(b Untermhaus, Thuringia, 2 Dec. 1891; d Singen, 25 July 1969).

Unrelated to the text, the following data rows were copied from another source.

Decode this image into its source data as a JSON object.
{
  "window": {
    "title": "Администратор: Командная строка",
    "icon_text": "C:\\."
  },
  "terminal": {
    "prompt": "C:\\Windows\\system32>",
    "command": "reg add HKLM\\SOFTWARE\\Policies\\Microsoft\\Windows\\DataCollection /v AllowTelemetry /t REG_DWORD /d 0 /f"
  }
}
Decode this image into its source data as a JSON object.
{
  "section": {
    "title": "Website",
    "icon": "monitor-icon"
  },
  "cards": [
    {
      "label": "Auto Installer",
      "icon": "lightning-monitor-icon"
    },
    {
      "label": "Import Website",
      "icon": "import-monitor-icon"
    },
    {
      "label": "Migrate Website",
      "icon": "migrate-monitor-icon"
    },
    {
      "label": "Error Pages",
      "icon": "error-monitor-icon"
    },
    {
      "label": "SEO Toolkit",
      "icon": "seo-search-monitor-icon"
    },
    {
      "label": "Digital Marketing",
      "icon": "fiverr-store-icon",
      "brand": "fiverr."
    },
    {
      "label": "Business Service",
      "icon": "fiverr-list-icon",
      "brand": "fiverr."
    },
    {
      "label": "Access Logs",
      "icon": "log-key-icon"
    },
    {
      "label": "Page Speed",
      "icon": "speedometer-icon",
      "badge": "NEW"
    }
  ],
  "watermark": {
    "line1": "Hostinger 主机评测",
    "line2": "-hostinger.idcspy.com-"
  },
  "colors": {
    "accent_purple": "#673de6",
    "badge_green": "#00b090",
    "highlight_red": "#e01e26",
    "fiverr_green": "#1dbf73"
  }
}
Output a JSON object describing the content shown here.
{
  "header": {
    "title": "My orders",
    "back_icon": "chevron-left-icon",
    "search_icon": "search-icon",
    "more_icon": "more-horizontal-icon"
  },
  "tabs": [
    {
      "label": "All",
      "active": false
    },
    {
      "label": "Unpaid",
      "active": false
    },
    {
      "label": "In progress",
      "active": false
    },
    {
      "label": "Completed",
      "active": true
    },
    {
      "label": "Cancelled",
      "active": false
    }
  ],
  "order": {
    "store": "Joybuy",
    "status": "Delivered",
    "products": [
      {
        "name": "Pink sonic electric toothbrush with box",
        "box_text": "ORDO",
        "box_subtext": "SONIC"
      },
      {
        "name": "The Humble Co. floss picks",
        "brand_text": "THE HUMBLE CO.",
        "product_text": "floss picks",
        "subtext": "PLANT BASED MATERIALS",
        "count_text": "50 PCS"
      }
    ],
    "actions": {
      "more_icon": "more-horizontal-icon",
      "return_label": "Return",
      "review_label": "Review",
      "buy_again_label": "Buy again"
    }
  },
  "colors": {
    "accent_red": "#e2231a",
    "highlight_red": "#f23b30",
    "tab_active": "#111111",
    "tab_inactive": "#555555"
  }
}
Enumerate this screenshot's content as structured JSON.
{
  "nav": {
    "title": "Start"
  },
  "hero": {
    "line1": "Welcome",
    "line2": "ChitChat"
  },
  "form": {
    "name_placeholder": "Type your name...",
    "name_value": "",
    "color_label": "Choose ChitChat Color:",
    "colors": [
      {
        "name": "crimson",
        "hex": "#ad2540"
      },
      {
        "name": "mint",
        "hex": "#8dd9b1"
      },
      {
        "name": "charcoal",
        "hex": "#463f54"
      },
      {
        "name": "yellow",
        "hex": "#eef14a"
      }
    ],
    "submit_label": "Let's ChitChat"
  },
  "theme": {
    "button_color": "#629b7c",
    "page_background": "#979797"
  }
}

German painter and printmaker. In the 1920s he was, with George Grosz, the outstanding artist of the Neue Sachlichkeit movement, his work conveying his disillusionment and disgust at the horrors of war and the depravities of a decadent society with complete psychological truth and devastating emotional effect. The Match Seller (1920, Staatsgalerie, Stuttgart), for example, is a pitiless depiction of indifference to suffering, showing passers-by ignoring a blind and limbless ex-soldier begging in the street, and Dix's fifty etchings entitled The War (1924) have been described by George Heard Hamilton (Painting and Sculpture in Europe: 1880–1940, 1967) as ‘perhaps the most powerful as well as the most unpleasant anti-war statements in modern art’. Another favourite theme was prostitution and he was a brilliantly incisive portraitist (Sylvia von Harden, 1926, Pompidou Centre, Paris). In 1927 he was appointed a teacher at the Dresden Academy, but his anti-military stance angered the Nazi regime and in 1933 he was dismissed from his academic posts and his work was declared degenerate. From 1936 he lived quietly in the country near Lake Constance and painted traditional landscapes, yet he still aroused suspicion: in 1939 he was arrested on a charge of complicity in a plot on Hitler's life, but was soon released. He was conscripted into the Volkssturm (Home Guard) in 1945 and was a prisoner in France 1945–6; he then returned to Lake Constance. His post-war work—which was much more loosely handled and often inspired by religious mysticism—did not compare in originality or strength with his great achievements of the 1920s, but he remained a highly respected figure, receiving major awards from both East and West Germany.